years editor of the Telegraph, continues as5 editor
ci the Telegraph-Herald. As long as. John S.
Murphy edits a newspaper in Iowa the true dem
ocracy of that state is guaranteed an able ex
ponent and defender.
In the last issue of The Commoner, the readers
were notified that a subscriber could secure a
three months' extension of his own subscription
by sending in one dollar for a now subscriber, it
will bo gratifying to the readers to know that
some have already taken advantage of this offer,
one subscriber sending in eighteen names and thus,
securing an extension of three years and a half
for himself. .
A reader of The Commoner inquires where he
can find the platforms of the various parties.
A pamphlet entitled "The Platform Text-Book,"
contains the Declaration of Independence, the con
stitution of the United States, .anft all the plat
forms of all the parties up to and, including last
year. This book can "be secured;fqr 25 cents by
addressing the Vincent Publishing Co., 612. So. 17th
si-., Omaha, Neb. '...-. ..,.,,.. ....
Senator Lodge wants a navy so strong that
"no foreign nation will dare to attack us." Jf we
had followed the course mapped out by the found
ers of the republic there would never have been
any imminent danger of attack from foreign na
tions. It is only after we became a "world power"
iu the direction of land grabbing and foreign in
trigue that we b,ecame involved in danger of at
tack from foreign powers.
The Commoner believes in giving credit . to
whom credit is due, and therefore it takes great
pleasure in mentioning with commendation and
hearty approval the determination of President
Roosevelt to use horses whose tails have not been
docked. His opposition to the cruel practice which
prevails In fashionable society is praiseworthy,
and, while it may not entirely offset the decora
tions which he has given his coachmen and foot
men, it ought to be considered by the jury "to
gether with all the other evidence in the case."
As an evidence, of the aristocratic tendency
which is manifesting itself in some parts of tile
country, attontion is called to a College of Her
aldry which has recently been established. The
reason given for this college is "the Increasing in
terest of families of distinction in tracing their
ancestry to the earliest known settlers in the
United States and their connection with those who
had their origin in tho British Isles or on, the con
tinent of Europe." It is stated that "by far the
majority ot these families are found to have
borne coats of arms." "Families of distinction"

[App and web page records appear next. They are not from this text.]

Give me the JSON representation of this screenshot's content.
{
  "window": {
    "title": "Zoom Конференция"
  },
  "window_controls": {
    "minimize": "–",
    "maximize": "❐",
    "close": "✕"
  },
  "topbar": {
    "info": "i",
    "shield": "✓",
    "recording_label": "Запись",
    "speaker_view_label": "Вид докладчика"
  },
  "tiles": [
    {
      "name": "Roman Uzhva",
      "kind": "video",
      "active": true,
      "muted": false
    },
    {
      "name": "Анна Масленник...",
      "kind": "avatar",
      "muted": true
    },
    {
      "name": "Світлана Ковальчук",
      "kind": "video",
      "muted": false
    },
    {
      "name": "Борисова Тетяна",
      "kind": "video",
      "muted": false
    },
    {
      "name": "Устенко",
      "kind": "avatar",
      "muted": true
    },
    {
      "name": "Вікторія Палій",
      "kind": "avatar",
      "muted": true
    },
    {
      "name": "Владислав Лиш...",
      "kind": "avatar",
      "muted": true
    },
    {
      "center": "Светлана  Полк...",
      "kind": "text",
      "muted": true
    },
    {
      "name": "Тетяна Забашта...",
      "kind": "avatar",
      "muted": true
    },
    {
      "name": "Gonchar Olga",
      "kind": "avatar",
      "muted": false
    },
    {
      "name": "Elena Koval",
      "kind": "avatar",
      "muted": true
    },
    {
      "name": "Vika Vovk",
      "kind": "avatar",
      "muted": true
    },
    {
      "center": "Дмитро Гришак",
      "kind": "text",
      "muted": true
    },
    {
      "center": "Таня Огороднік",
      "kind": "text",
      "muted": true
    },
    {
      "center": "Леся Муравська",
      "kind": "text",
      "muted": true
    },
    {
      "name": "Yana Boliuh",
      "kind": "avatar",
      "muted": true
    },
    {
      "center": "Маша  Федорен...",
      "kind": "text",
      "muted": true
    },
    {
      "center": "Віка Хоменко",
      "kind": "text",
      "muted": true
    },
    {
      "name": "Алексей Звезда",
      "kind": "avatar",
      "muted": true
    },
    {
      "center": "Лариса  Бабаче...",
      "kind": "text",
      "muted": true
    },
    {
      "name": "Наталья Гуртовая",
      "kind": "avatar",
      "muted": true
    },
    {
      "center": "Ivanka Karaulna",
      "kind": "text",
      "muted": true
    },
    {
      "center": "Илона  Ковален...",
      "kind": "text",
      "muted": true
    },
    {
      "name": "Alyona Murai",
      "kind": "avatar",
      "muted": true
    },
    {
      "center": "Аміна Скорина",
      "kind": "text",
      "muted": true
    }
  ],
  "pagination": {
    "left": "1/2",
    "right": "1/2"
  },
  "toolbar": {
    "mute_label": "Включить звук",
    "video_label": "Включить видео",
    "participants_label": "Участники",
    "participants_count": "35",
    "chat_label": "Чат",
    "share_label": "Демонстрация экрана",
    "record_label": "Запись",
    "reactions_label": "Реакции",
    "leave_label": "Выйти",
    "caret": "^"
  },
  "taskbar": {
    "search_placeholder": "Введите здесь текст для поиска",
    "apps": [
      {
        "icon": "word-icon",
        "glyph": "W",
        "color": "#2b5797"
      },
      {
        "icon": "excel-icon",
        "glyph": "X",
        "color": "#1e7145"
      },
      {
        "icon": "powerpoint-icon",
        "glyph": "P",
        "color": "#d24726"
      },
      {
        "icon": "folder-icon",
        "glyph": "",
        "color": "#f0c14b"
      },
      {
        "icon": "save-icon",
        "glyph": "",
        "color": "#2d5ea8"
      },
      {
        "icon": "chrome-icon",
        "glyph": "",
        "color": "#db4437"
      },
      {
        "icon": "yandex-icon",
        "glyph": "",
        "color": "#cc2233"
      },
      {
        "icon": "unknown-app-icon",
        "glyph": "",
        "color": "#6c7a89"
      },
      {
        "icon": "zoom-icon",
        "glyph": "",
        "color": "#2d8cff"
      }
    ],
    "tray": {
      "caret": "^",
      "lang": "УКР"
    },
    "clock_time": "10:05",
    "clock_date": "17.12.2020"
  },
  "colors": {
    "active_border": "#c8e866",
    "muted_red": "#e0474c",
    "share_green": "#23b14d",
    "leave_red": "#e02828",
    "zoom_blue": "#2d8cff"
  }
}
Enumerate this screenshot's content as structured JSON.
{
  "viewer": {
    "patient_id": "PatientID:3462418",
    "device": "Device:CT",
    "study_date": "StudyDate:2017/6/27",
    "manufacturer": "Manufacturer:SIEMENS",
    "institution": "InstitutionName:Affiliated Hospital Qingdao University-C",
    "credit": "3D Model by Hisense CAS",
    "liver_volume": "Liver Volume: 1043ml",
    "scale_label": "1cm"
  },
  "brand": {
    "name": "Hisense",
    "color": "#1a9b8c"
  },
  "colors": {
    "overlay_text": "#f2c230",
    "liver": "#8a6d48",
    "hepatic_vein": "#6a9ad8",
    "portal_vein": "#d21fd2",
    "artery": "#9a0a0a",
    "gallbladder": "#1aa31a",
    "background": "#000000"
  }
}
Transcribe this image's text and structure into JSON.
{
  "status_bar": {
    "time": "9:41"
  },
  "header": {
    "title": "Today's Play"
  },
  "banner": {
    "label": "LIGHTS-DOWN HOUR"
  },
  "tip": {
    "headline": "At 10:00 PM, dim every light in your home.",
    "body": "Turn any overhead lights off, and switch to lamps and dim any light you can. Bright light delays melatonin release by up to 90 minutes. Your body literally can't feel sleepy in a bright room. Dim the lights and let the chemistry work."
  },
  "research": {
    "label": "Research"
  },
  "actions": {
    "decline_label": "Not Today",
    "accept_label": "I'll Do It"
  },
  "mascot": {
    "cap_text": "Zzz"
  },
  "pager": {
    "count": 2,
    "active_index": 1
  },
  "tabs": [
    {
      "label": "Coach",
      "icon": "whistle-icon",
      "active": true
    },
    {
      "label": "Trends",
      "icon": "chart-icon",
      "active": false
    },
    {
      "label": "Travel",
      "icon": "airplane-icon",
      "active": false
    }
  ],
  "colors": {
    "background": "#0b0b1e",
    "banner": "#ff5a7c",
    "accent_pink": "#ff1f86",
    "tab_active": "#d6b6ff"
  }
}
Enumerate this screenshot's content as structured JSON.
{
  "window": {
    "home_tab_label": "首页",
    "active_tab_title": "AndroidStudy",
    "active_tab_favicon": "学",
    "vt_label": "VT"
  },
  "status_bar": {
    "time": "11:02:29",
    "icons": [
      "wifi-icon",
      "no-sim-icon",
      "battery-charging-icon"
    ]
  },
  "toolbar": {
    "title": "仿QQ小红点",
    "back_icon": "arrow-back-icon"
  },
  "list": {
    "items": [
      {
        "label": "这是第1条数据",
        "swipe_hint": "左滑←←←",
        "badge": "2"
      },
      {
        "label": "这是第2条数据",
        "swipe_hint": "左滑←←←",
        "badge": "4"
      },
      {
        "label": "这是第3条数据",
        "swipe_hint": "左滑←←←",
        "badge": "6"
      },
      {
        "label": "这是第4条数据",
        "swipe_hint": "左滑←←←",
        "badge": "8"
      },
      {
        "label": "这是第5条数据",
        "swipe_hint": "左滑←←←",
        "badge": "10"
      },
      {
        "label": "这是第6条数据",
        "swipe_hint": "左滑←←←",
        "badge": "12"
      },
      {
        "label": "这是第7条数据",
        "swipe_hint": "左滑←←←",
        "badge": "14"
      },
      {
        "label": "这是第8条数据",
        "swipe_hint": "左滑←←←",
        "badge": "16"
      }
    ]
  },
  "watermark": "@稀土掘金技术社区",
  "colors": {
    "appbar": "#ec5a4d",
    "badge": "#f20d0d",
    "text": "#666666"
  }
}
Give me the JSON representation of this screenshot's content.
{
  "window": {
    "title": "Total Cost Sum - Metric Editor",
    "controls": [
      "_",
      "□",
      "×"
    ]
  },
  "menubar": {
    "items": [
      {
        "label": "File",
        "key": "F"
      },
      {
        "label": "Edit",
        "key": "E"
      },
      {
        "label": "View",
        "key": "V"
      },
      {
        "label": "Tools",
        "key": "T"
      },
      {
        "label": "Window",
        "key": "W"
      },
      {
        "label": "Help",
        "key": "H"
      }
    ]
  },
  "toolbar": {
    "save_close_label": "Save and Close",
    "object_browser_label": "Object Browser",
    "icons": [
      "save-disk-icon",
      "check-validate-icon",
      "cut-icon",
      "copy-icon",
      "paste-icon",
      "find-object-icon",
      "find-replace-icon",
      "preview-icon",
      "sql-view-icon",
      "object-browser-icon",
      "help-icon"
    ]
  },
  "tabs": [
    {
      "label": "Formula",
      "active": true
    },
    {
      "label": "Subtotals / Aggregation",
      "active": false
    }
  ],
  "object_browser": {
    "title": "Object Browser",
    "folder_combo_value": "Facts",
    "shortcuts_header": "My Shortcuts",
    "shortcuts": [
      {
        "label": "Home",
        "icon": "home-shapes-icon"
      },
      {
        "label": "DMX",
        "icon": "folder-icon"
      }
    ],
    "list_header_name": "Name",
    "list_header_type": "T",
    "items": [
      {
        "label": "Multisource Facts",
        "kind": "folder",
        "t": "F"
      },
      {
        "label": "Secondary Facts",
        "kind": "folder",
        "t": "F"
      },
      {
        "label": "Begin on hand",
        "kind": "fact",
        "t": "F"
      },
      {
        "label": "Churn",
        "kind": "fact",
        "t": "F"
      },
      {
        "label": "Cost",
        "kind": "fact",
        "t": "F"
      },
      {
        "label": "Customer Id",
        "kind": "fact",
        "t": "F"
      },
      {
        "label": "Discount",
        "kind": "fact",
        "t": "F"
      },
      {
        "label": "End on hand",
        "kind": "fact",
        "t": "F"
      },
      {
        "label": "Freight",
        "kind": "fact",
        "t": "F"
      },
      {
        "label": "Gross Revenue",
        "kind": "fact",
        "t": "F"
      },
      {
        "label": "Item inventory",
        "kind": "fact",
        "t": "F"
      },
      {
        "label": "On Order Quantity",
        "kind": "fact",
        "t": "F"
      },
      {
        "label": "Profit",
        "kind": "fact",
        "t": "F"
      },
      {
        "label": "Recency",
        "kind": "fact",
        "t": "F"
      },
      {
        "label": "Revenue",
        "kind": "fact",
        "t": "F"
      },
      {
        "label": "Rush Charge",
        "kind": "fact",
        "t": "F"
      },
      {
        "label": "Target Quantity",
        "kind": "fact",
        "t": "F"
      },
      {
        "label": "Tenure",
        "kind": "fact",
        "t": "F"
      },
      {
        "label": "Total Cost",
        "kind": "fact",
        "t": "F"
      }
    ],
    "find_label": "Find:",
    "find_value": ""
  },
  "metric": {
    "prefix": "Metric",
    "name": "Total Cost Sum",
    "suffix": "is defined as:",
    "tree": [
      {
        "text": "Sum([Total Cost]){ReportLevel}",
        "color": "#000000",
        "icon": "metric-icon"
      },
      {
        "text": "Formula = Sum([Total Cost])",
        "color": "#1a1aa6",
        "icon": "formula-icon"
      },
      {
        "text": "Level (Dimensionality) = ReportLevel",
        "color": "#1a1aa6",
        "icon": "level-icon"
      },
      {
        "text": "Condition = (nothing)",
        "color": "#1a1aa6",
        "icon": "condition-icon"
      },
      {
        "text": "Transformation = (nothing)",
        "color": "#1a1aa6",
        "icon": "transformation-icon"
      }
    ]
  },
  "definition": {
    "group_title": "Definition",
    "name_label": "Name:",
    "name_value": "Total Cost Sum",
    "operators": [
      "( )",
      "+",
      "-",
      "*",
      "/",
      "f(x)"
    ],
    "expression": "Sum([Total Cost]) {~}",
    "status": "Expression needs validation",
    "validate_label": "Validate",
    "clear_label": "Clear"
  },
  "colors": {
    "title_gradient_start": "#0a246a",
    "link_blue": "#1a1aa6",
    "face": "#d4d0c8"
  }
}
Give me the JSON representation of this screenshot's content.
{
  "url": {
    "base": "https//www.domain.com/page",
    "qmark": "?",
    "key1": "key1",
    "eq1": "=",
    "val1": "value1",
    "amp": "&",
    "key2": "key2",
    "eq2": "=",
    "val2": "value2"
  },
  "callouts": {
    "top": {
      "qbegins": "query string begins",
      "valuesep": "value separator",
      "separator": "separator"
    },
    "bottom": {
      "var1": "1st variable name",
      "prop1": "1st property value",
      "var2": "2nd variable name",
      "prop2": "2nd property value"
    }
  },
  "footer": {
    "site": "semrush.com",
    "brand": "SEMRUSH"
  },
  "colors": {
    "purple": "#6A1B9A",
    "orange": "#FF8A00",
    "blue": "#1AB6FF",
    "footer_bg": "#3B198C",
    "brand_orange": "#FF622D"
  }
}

are encouraged by the assurance that "the re
searches indicated are usually found to establish
the pedigree of applicants, often giving conclusive
evidence of the arms borne by ancestors and lost
in obscurity inconsequence of the prejudice which
formerly existed in this country against the use of
Powered by Open ONI